CBS/AP November 14, 2018, 12:40 PM State police contradict witness accounts of black security guard's killing by officer
ROBBINS, Illinois — In their first official account of the police shooting that killed an armed black security guard outside a bar in suburban Chicago early Sunday, Illinois State Police say Jemel Roberson ignored an officer's "multiple verbal commands" to drop his gun and get on the ground. The state police account contradicts witnesses who say Roberson, 26, was wearing clothing that identified him as a security guard, saying instead he was wearing "plain black clothing with no markings."
The Illinois State Police is investigating the shooting by the white Midlothian officer, who has not been identified. Protesters gathered Tuesday outside the Midlothian Police Department, some carrying portraits of Roberson. A memorial of candles took shape nearby. Advocates planned a rally Wednesday to demand justice for Roberson amid calls for prosecutors to investigate.
Police said a gunman had entered Manny's Blue Room Lounge in Robbins early Sunday morning, and shot and wounded multiple people inside the bar. When officers arrived at the scene, Roberson was holding down a suspect on the ground outside the bar, witnesses told CBS Chicago.
"A Midlothian Police Officer encountered a subject in plain black clothing with no markings readily identifying him as a Security Guard, armed with a gun in the west parking lot," state police said late Tuesday. "According to witness statements, the Midlothian officer gave the armed subject multiple verbal commands to drop the gun and get on the ground before ultimately discharging his gun and striking the subject."
Illinois State Police said the investigation later determined that the "armed subject" was a security guard and was "attempting to subdue a subject believed to be involved in the initial shooting" when he was killed.
An attorney for Roberson's mother says Roberson was holding down a shooting suspect and wearing a hat emblazoned with the word "security" when he was shot.
Roberson's family has sued the village of Midlothian and the unnamed officer involved, calling the shooting unreasonable, unprovoked, and unjustified. An official in a neighboring community has asked prosecutors to investigate, saying he's concerned race played a role in the shooting.
"Here is a security guard who is subduing a suspect," but the officer "just sees a black man with a gun and kills him," Alderman Keith Price said.

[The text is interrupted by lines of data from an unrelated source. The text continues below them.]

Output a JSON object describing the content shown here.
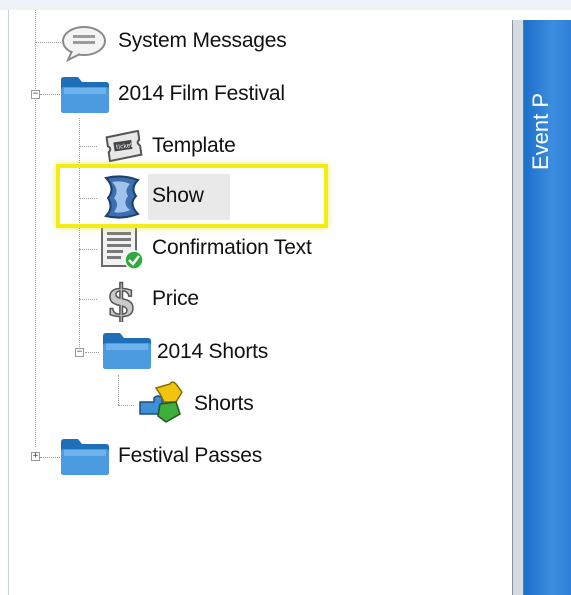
{
  "tree": {
    "items": [
      {
        "label": "System Messages",
        "icon": "speech-bubble-icon"
      },
      {
        "label": "2014 Film Festival",
        "icon": "folder-icon",
        "expanded": true
      },
      {
        "label": "Template",
        "icon": "ticket-icon"
      },
      {
        "label": "Show",
        "icon": "film-strip-icon",
        "selected": true
      },
      {
        "label": "Confirmation Text",
        "icon": "document-check-icon"
      },
      {
        "label": "Price",
        "icon": "dollar-sign-icon"
      },
      {
        "label": "2014 Shorts",
        "icon": "folder-icon",
        "expanded": true
      },
      {
        "label": "Shorts",
        "icon": "puzzle-icon"
      },
      {
        "label": "Festival Passes",
        "icon": "folder-icon",
        "expanded": false
      }
    ]
  },
  "side_panel": {
    "title": "Event P"
  },
  "colors": {
    "highlight": "#f2ee12",
    "panel": "#2d7fd8",
    "folder": "#2f86cf"
  }
}
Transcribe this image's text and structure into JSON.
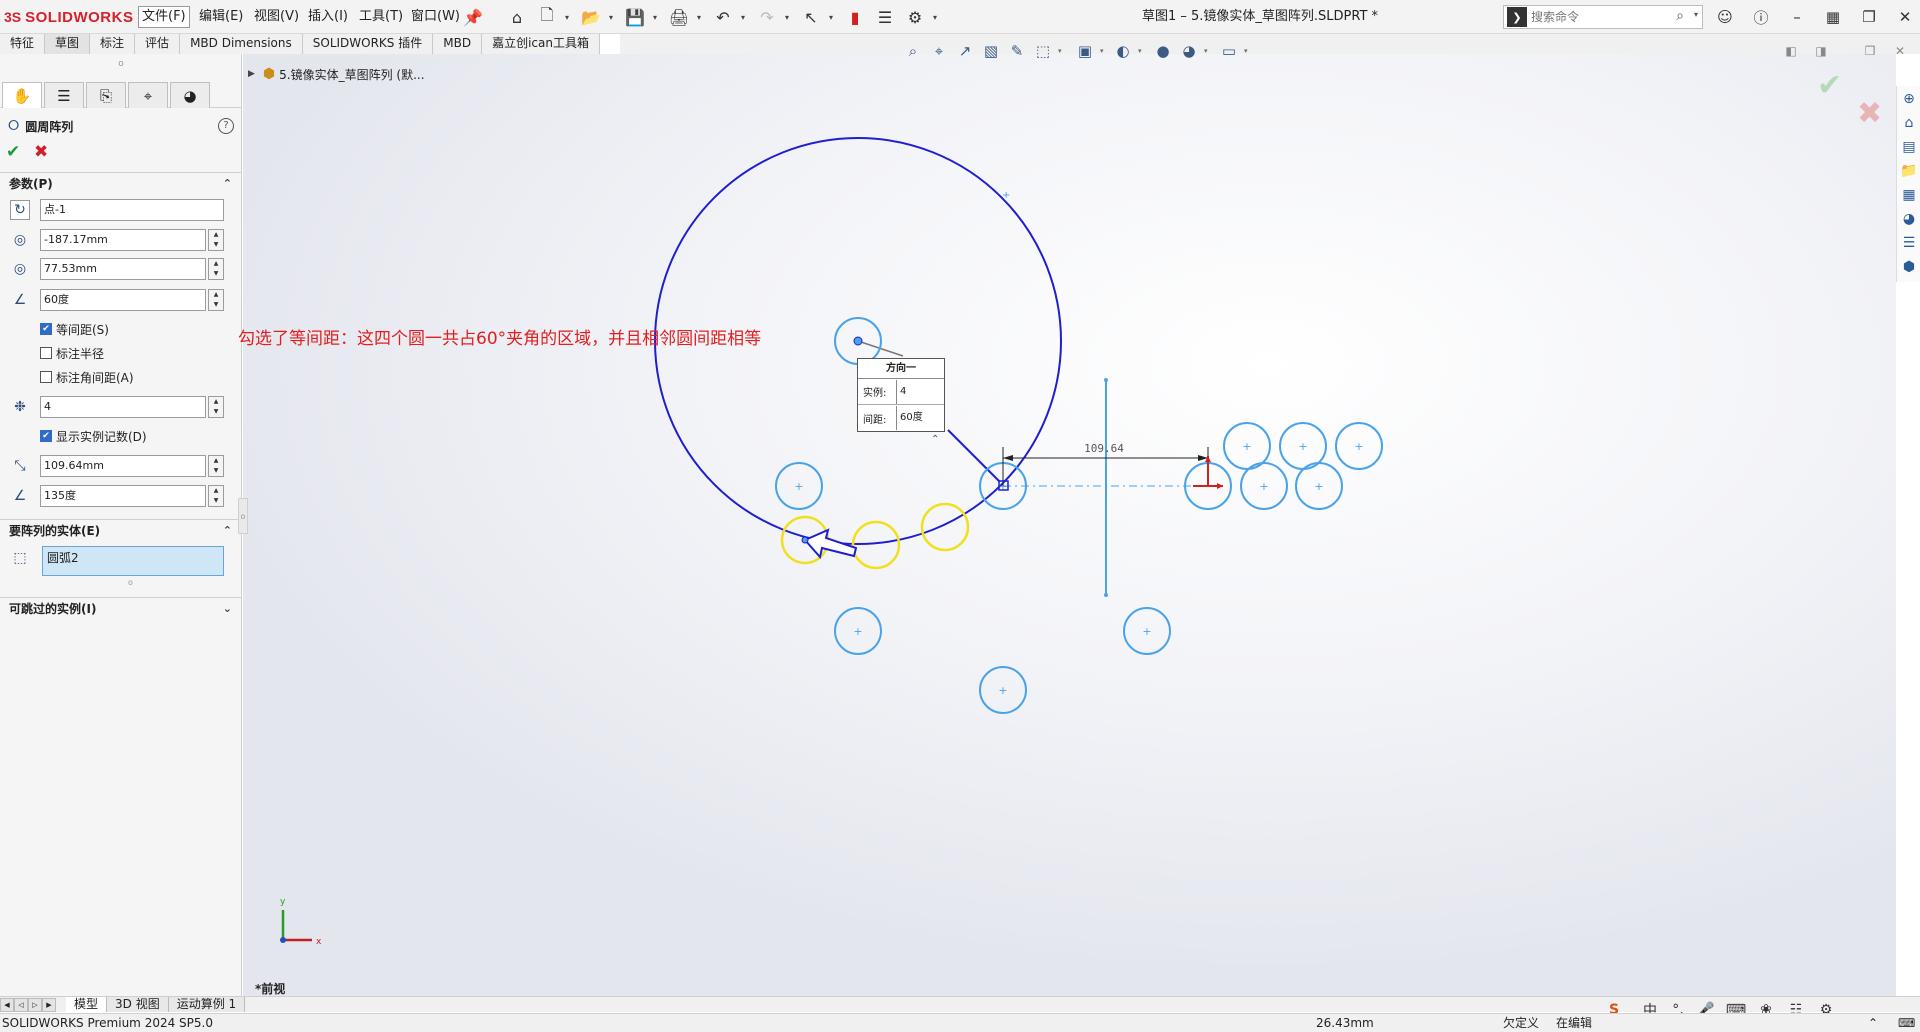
{
  "app": {
    "logo_text": "SOLIDWORKS",
    "doc_title": "草图1 – 5.镜像实体_草图阵列.SLDPRT *"
  },
  "menu": {
    "file": "文件(F)",
    "edit": "编辑(E)",
    "view": "视图(V)",
    "insert": "插入(I)",
    "tools": "工具(T)",
    "window": "窗口(W)"
  },
  "search": {
    "placeholder": "搜索命令"
  },
  "cmdtabs": [
    "特征",
    "草图",
    "标注",
    "评估",
    "MBD Dimensions",
    "SOLIDWORKS 插件",
    "MBD",
    "嘉立创ican工具箱"
  ],
  "pm": {
    "title": "圆周阵列",
    "section_params": "参数(P)",
    "center_point": "点-1",
    "x_value": "-187.17mm",
    "y_value": "77.53mm",
    "angle": "60度",
    "equal_spacing": "等间距(S)",
    "equal_spacing_checked": true,
    "dim_radius": "标注半径",
    "dim_radius_checked": false,
    "dim_angle": "标注角间距(A)",
    "dim_angle_checked": false,
    "instances": "4",
    "show_count": "显示实例记数(D)",
    "show_count_checked": true,
    "radius": "109.64mm",
    "arc_angle": "135度",
    "section_entities": "要阵列的实体(E)",
    "entity": "圆弧2",
    "section_skip": "可跳过的实例(I)"
  },
  "tree": {
    "node": "5.镜像实体_草图阵列 (默..."
  },
  "annotation": "勾选了等间距：这四个圆一共占60°夹角的区域，并且相邻圆间距相等",
  "popup": {
    "title": "方向一",
    "instances_label": "实例:",
    "instances_value": "4",
    "spacing_label": "间距:",
    "spacing_value": "60度"
  },
  "dimension": "109.64",
  "triad": {
    "x": "x",
    "y": "y"
  },
  "view_label": "*前视",
  "bottom_tabs": [
    "模型",
    "3D 视图",
    "运动算例 1"
  ],
  "status": {
    "version": "SOLIDWORKS Premium 2024 SP5.0",
    "coord": "26.43mm",
    "defined": "欠定义",
    "editing": "在编辑"
  },
  "ime": {
    "lang": "中"
  },
  "colors": {
    "sketch_blue": "#1f1fd0",
    "light_blue": "#4aa3ea",
    "preview_yellow": "#f0e020",
    "annotation_red": "#e02020",
    "logo_red": "#d6202b"
  }
}
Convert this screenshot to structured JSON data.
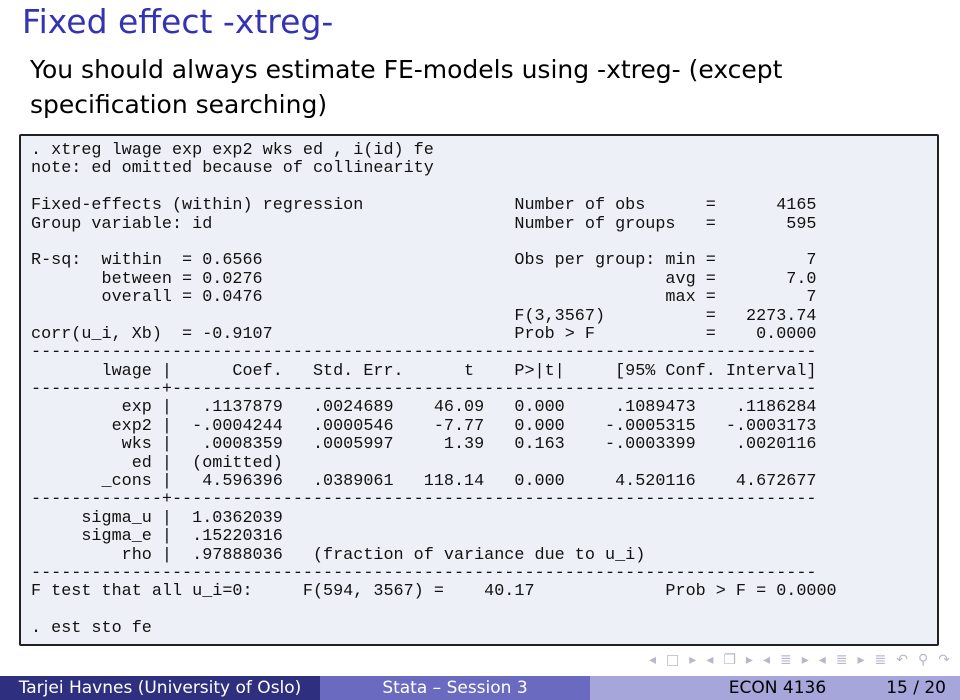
{
  "slide": {
    "title": "Fixed effect -xtreg-",
    "subtitle": "You should always estimate FE-models using -xtreg- (except specification searching)"
  },
  "stata_output": [
    ". xtreg lwage exp exp2 wks ed , i(id) fe",
    "note: ed omitted because of collinearity",
    "",
    "Fixed-effects (within) regression               Number of obs      =      4165",
    "Group variable: id                              Number of groups   =       595",
    "",
    "R-sq:  within  = 0.6566                         Obs per group: min =         7",
    "       between = 0.0276                                        avg =       7.0",
    "       overall = 0.0476                                        max =         7",
    "                                                F(3,3567)          =   2273.74",
    "corr(u_i, Xb)  = -0.9107                        Prob > F           =    0.0000",
    "------------------------------------------------------------------------------",
    "       lwage |      Coef.   Std. Err.      t    P>|t|     [95% Conf. Interval]",
    "-------------+----------------------------------------------------------------",
    "         exp |   .1137879   .0024689    46.09   0.000     .1089473    .1186284",
    "        exp2 |  -.0004244   .0000546    -7.77   0.000    -.0005315   -.0003173",
    "         wks |   .0008359   .0005997     1.39   0.163    -.0003399    .0020116",
    "          ed |  (omitted)",
    "       _cons |   4.596396   .0389061   118.14   0.000     4.520116    4.672677",
    "-------------+----------------------------------------------------------------",
    "     sigma_u |  1.0362039",
    "     sigma_e |  .15220316",
    "         rho |  .97888036   (fraction of variance due to u_i)",
    "------------------------------------------------------------------------------",
    "F test that all u_i=0:     F(594, 3567) =    40.17             Prob > F = 0.0000",
    "",
    ". est sto fe"
  ],
  "footer": {
    "author": "Tarjei Havnes  (University of Oslo)",
    "session": "Stata – Session 3",
    "course": "ECON 4136",
    "page": "15 / 20"
  },
  "nav_icons": [
    "frame-prev-icon",
    "frame-icon",
    "frame-next-icon",
    "subsection-prev-icon",
    "subsection-icon",
    "subsection-next-icon",
    "section-prev-icon",
    "section-icon",
    "section-next-icon",
    "toc-icon",
    "back-icon",
    "search-icon",
    "forward-icon"
  ]
}
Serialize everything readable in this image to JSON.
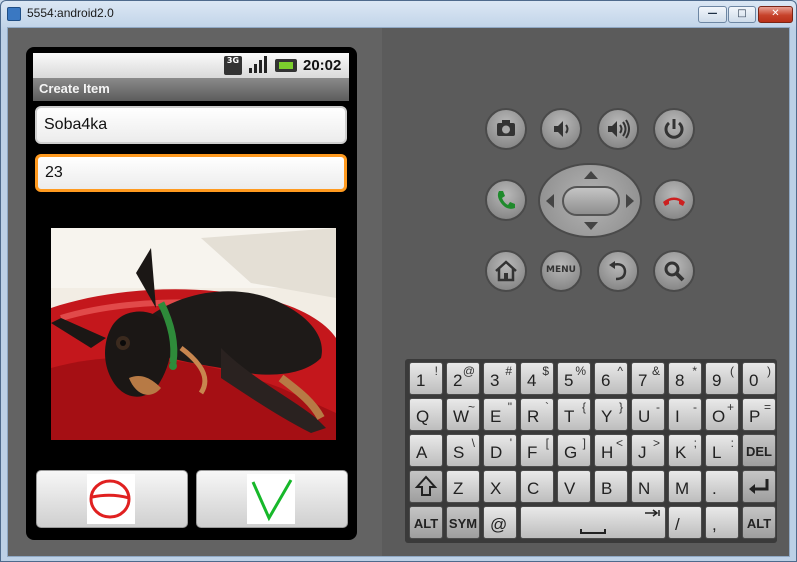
{
  "window": {
    "title": "5554:android2.0",
    "min_label": "—",
    "max_label": "□",
    "close_label": "✕"
  },
  "status_bar": {
    "network": "3G",
    "time": "20:02"
  },
  "app": {
    "title": "Create Item",
    "name_value": "Soba4ka",
    "quantity_value": "23"
  },
  "hardware_buttons": [
    "camera-icon",
    "volume-down-icon",
    "volume-up-icon",
    "power-icon",
    "call-icon",
    "end-call-icon",
    "home-icon",
    "menu-button",
    "back-icon",
    "search-icon"
  ],
  "menu_label": "MENU",
  "keyboard": {
    "row1": [
      [
        "1",
        "!"
      ],
      [
        "2",
        "@"
      ],
      [
        "3",
        "#"
      ],
      [
        "4",
        "$"
      ],
      [
        "5",
        "%"
      ],
      [
        "6",
        "^"
      ],
      [
        "7",
        "&"
      ],
      [
        "8",
        "*"
      ],
      [
        "9",
        "("
      ],
      [
        "0",
        ")"
      ]
    ],
    "row2": [
      [
        "Q",
        ""
      ],
      [
        "W",
        "~"
      ],
      [
        "E",
        "\""
      ],
      [
        "R",
        "`"
      ],
      [
        "T",
        "{"
      ],
      [
        "Y",
        "}"
      ],
      [
        "U",
        "-"
      ],
      [
        "I",
        "-"
      ],
      [
        "O",
        "+"
      ],
      [
        "P",
        "="
      ]
    ],
    "row3": [
      [
        "A",
        ""
      ],
      [
        "S",
        "\\"
      ],
      [
        "D",
        "'"
      ],
      [
        "F",
        "["
      ],
      [
        "G",
        "]"
      ],
      [
        "H",
        "<"
      ],
      [
        "J",
        ">"
      ],
      [
        "K",
        ";"
      ],
      [
        "L",
        ":"
      ]
    ],
    "del_label": "DEL",
    "row4": [
      "Z",
      "X",
      "C",
      "V",
      "B",
      "N",
      "M",
      "."
    ],
    "alt_label": "ALT",
    "sym_label": "SYM",
    "at_label": "@",
    "slash_label": "/",
    "comma_label": ","
  }
}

Price said he learned from witnesses that there are security cameras inside and outside the bar. He urged the Cook County State's Attorney's Office to launch an investigation.
Another security guard at the tavern said the officer jumped onto the bar and waved an assault rifle before running outside and fatally shooting the guard, an attorney said Tuesday.
Gregory E. Kulis, who on Monday filed a civil rights lawsuit against the officer and the community where he works, said the surviving guard told him that the officer pointed a gun at him until he screamed at him that he was a security guard.
"That's when he jumped off the bar, waving the gun, and ran outside the door," said Kulis, who declined to identify the other security guard.
In a statement, Midlothian Police Chief Daniel Delaney said only that the officer shot "a subject with a gun." The officer has been placed on administrative leave, which is standard in such shootings until the investigation is complete, the chief said.
Kulis would not say if he thinks race played a role in Chicago-area shooting, but the fact that the officer is white and Roberson was black has prompted some – including a prominent local African-American newspaper columnist – to question the officer's thinking.
"I believe a police officer showing up at a chaotic scene where a white man has a gun would have at least hollered for him to put the gun down before opening fire," Chicago Sun-Times columnist Mary Mitchell wrote after the shooting. "But too often, black men are not given the benefit of the doubt."
Kulis said he is trying to gather information about the officer, who he said came to the Midlothian department four years ago from another department and is a member of a SWAT team.
Footage from surveillance or body cameras could explain whether Roberson was clearly identifiable as a security guard. Audio could determine what, if anything, was said to the officer before the shooting and whether, as witnesses have told the media, they shouted to the officer before he fired that Roberson was a security guard.
Such footage could also help investigators determine what kind of charges should be filed against the man who is suspected of firing a gun inside the bar. The man was one of four people who suffered non-life threatening gunshot wounds. Some community members have called for the release of any video, reports CBS Chicago.
"They say there's footage. Where is the footage? Let due process properly take its place in terms of what happened here," pastor Mitchell Lee Hicks told the station.
The Illinois State Police didn't immediately respond Monday morning to a series of questions from CBS News, including about what kind of video, if any, captured the incident and whether it will be released.
In his $1 million federal lawsuit, Kulis contends that the officer who shot Roberson violated the man's 4th Amendment rights against unreasonable searches and seizures.
"The use of force is considered a seizure, and he needed probable cause to use force and he did not have that," he said.